Vogelbach played in 22 total Cactus League games and posted an OPS of 1.455 with seven home runs, seven doubles, 13 walks and 15 RBIs. The Mariners always felt Vogelbach could hit. It's why they acquired him from the Chicago Cubs in a trade for Mike Montgomery two seasons ago.
Ichiro plays seven innings as status remains uncertain for Opening Day:
Ichiro Suzuki played seven innings in the field for the Mariners on Tuesday in the team's Cactus League finale against the Colorado Rockies.
Suzuki, who had been limited to just one Cactus League game in the last two weeks due to a calf strain, went 0-for-3 with a walk and a strikeout. For the spring, Suzuki appeared in five games, going 0-for-10 from the plate with two walks, five strikeouts and a run scored.
"I don't think he quite at 100 percent yet but he's moving much better. He feels better out there. We'll see how he feels tomorrow and make a decision from there," Servais said following the game.
The uncertainty regarding Suzuki's availability presents the lone remaining roster question for the team as spring training comes to a close.
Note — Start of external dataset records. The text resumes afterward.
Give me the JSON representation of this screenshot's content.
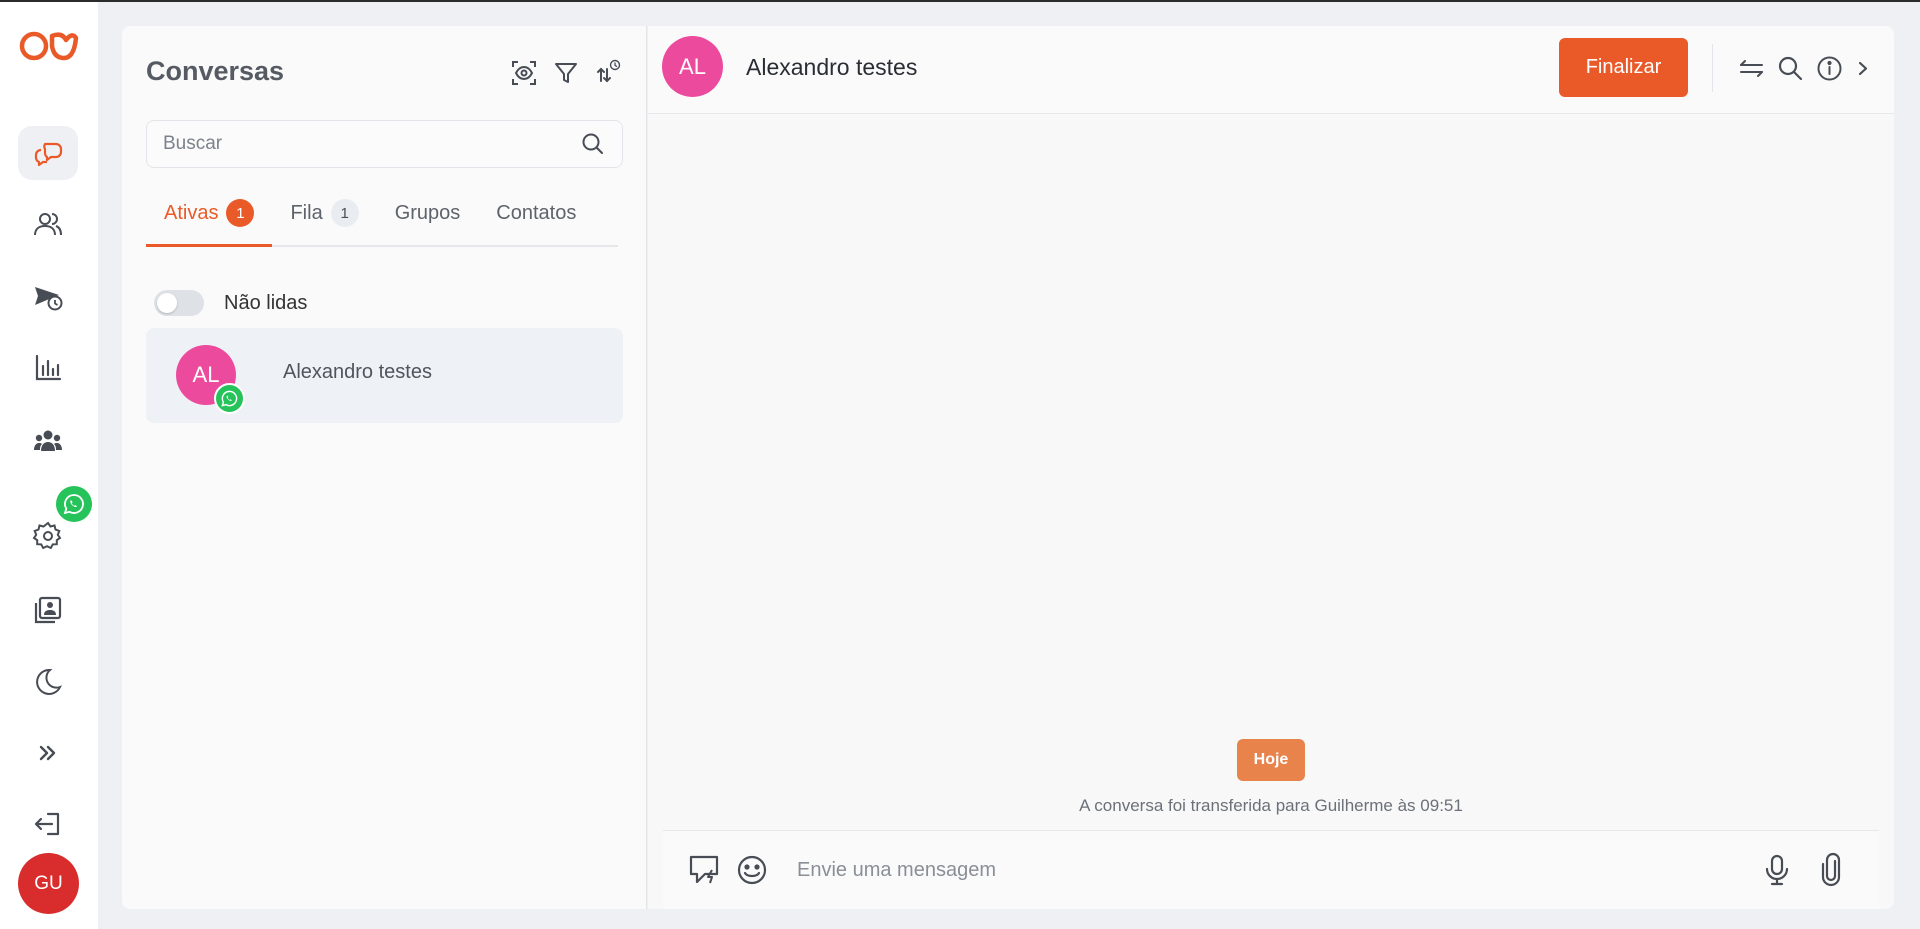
{
  "rail": {
    "items": [
      {
        "name": "conversations",
        "icon": "chat-bubbles-icon",
        "active": true
      },
      {
        "name": "contacts",
        "icon": "users-icon"
      },
      {
        "name": "scheduled-campaigns",
        "icon": "send-clock-icon"
      },
      {
        "name": "reports",
        "icon": "bar-chart-icon"
      },
      {
        "name": "teams",
        "icon": "group-icon"
      },
      {
        "name": "settings",
        "icon": "gear-icon"
      },
      {
        "name": "contact-book",
        "icon": "contact-book-icon"
      },
      {
        "name": "dark-mode",
        "icon": "moon-icon"
      },
      {
        "name": "expand",
        "icon": "double-chevron-right-icon"
      },
      {
        "name": "logout",
        "icon": "logout-icon"
      }
    ],
    "user_initials": "GU"
  },
  "conversations": {
    "title": "Conversas",
    "search_placeholder": "Buscar",
    "tabs": [
      {
        "label": "Ativas",
        "badge": "1",
        "active": true
      },
      {
        "label": "Fila",
        "badge": "1"
      },
      {
        "label": "Grupos"
      },
      {
        "label": "Contatos"
      }
    ],
    "unread_toggle_label": "Não lidas",
    "items": [
      {
        "initials": "AL",
        "name": "Alexandro testes",
        "channel": "whatsapp-icon"
      }
    ]
  },
  "chat": {
    "contact_initials": "AL",
    "contact_name": "Alexandro testes",
    "finalize_label": "Finalizar",
    "date_chip": "Hoje",
    "system_message": "A conversa foi transferida para Guilherme às 09:51",
    "composer_placeholder": "Envie uma mensagem"
  },
  "colors": {
    "accent": "#ea5a28",
    "avatar_pink": "#ec4a9c",
    "whatsapp_green": "#25c35a",
    "user_avatar_red": "#d92d2d",
    "date_chip": "#e9834c"
  }
}
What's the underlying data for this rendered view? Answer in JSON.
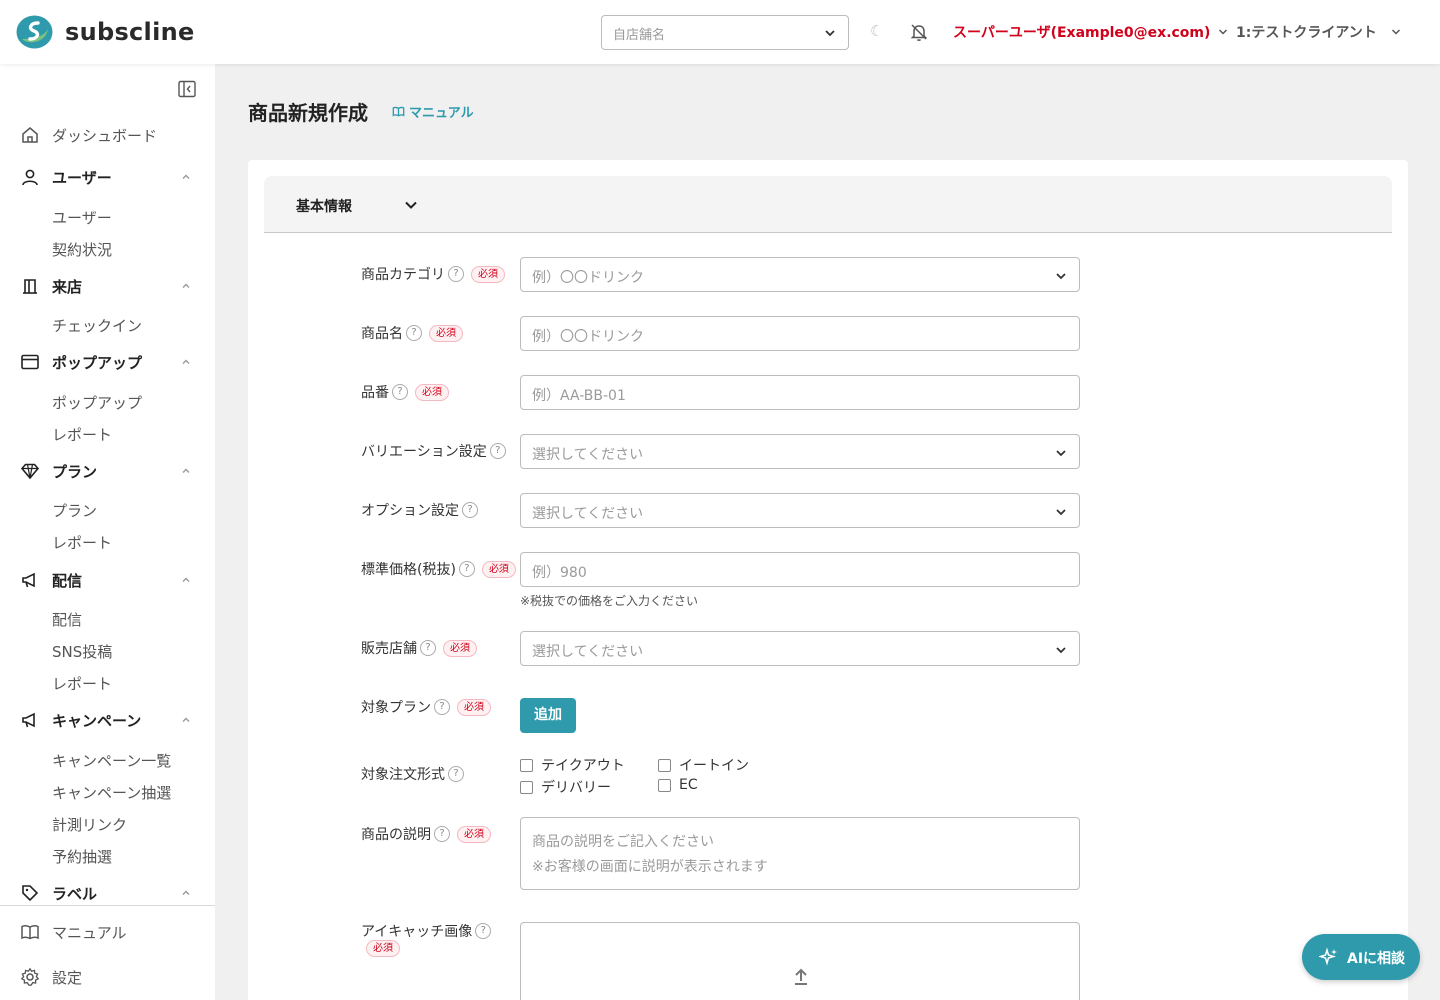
{
  "app": {
    "name": "subscline"
  },
  "header": {
    "store_placeholder": "自店舗名",
    "user_label": "スーパーユーザ(Example0@ex.com)",
    "client_label": "1:テストクライアント",
    "brand_color": "#2e9aac",
    "user_color": "#d0021b"
  },
  "sidebar": {
    "items": [
      {
        "label": "ダッシュボード",
        "icon": "home-icon",
        "group": false
      },
      {
        "label": "ユーザー",
        "icon": "user-icon",
        "group": true,
        "children": [
          "ユーザー",
          "契約状況"
        ]
      },
      {
        "label": "来店",
        "icon": "store-icon",
        "group": true,
        "children": [
          "チェックイン"
        ]
      },
      {
        "label": "ポップアップ",
        "icon": "browser-window-icon",
        "group": true,
        "children": [
          "ポップアップ",
          "レポート"
        ]
      },
      {
        "label": "プラン",
        "icon": "diamond-icon",
        "group": true,
        "children": [
          "プラン",
          "レポート"
        ]
      },
      {
        "label": "配信",
        "icon": "megaphone-icon",
        "group": true,
        "children": [
          "配信",
          "SNS投稿",
          "レポート"
        ]
      },
      {
        "label": "キャンペーン",
        "icon": "megaphone-icon",
        "group": true,
        "children": [
          "キャンペーン一覧",
          "キャンペーン抽選",
          "計測リンク",
          "予約抽選"
        ]
      },
      {
        "label": "ラベル",
        "icon": "tag-icon",
        "group": true,
        "children": []
      }
    ],
    "footer": [
      {
        "label": "マニュアル",
        "icon": "book-icon"
      },
      {
        "label": "設定",
        "icon": "gear-icon"
      }
    ]
  },
  "page": {
    "title": "商品新規作成",
    "manual_link": "マニュアル",
    "section_title": "基本情報",
    "required_badge": "必須",
    "help_glyph": "?"
  },
  "form": {
    "category": {
      "label": "商品カテゴリ",
      "placeholder": "例）〇〇ドリンク"
    },
    "name": {
      "label": "商品名",
      "placeholder": "例）〇〇ドリンク"
    },
    "sku": {
      "label": "品番",
      "placeholder": "例）AA-BB-01"
    },
    "variation": {
      "label": "バリエーション設定",
      "placeholder": "選択してください"
    },
    "option": {
      "label": "オプション設定",
      "placeholder": "選択してください"
    },
    "price": {
      "label": "標準価格(税抜)",
      "placeholder": "例）980",
      "hint": "※税抜での価格をご入力ください"
    },
    "stores": {
      "label": "販売店舗",
      "placeholder": "選択してください"
    },
    "plans": {
      "label": "対象プラン",
      "button": "追加"
    },
    "order_types": {
      "label": "対象注文形式",
      "options": [
        "テイクアウト",
        "イートイン",
        "デリバリー",
        "EC"
      ]
    },
    "description": {
      "label": "商品の説明",
      "placeholder_line1": "商品の説明をご記入ください",
      "placeholder_line2": "※お客様の画面に説明が表示されます"
    },
    "eyecatch": {
      "label": "アイキャッチ画像"
    }
  },
  "ai_button": {
    "label": "AIに相談"
  }
}
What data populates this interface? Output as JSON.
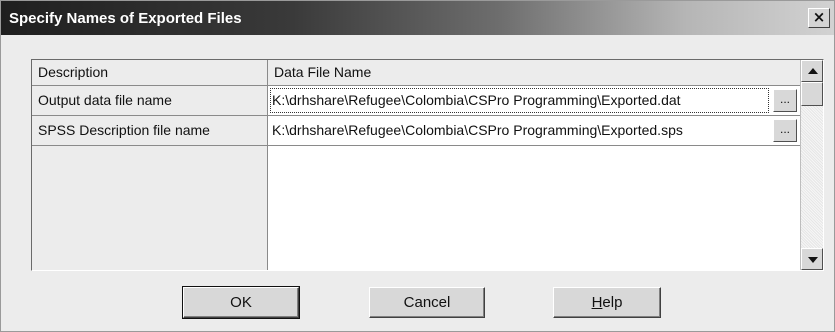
{
  "window": {
    "title": "Specify Names of Exported Files",
    "close_label": "×"
  },
  "grid": {
    "columns": [
      "Description",
      "Data File Name"
    ],
    "rows": [
      {
        "description": "Output data file name",
        "file": "K:\\drhshare\\Refugee\\Colombia\\CSPro Programming\\Exported.dat",
        "browse_label": "..."
      },
      {
        "description": "SPSS Description file name",
        "file": "K:\\drhshare\\Refugee\\Colombia\\CSPro Programming\\Exported.sps",
        "browse_label": "..."
      }
    ]
  },
  "buttons": {
    "ok": "OK",
    "cancel": "Cancel",
    "help_hotkey": "H",
    "help_rest": "elp"
  },
  "icons": {
    "scroll_up": "triangle-up-icon",
    "scroll_down": "triangle-down-icon"
  }
}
The Mariners optioned Kirk Nieuwenhuis to minor league camp prior to Tuesday's game, leaving only Taylor Motter as a potential backup option for the 25-man roster for Thursday's opener against the Cleveland Indians.
The Mariners don't need to have a final 25-man roster in place for the start of the season until 9 a.m. on Thursday, which will give them the flexibility to see where Suzuki is with his calf before needing to submit the final roster to the league.
"We need to make sure he can move around and there's nothing he's guarding against in left field, being able to cover the ground he needs to get to out there," manager Scott Servais said.
The move of Nieuwenhuis leaves the team with 30 players on the major league roster. Four of those are headed for the disabled list: Hisashi Iwakuma, Erasmo Ramirez, David Phelps and Ben Gamel. If Suzuki isn't healthy for Thursday's opener, he'll join them on the disabled list. If he's ready to go, Motter will be optioned to Triple-A Tacoma.
Mariners add OF Jayson Werth on minor league deal:
The Mariners are reportedly signing outfielder Jayson Werth to a minor league contract.
Werth missed half of last season due to a broken foot and has not been with a team during spring training. He's expected to remain in Peoria for extended spring training before potentially joining the Tacoma Rainiers in Triple-A if all goes well.
"Jerry (Dipoto) mentioned it me about a week ago," Servais said. "I don’t have any history with him. Obviously looking from afar, he’s been on a lot of winning teams and he knows how to play and controls the strike zone very well. He’s a good veteran presence in the clubhouse. He was looking for an opportunity to extend his career. Our group felt we had some opportunity and some at-bats at the Triple A level."
Photo Credit: SCOTTSDALE, AZ - MARCH 09: Daniel Vogelbach #20 of the Seattle Mariners is congratulated by third base coach Scott Brosius #28 after hitting a solo home run in the third inning of the spring training game against the San Francisco Giants at Scottsdale Stadium on March 9, 2018 in Scottsdale, Arizona. (Photo by Jennifer Stewart/Getty Images)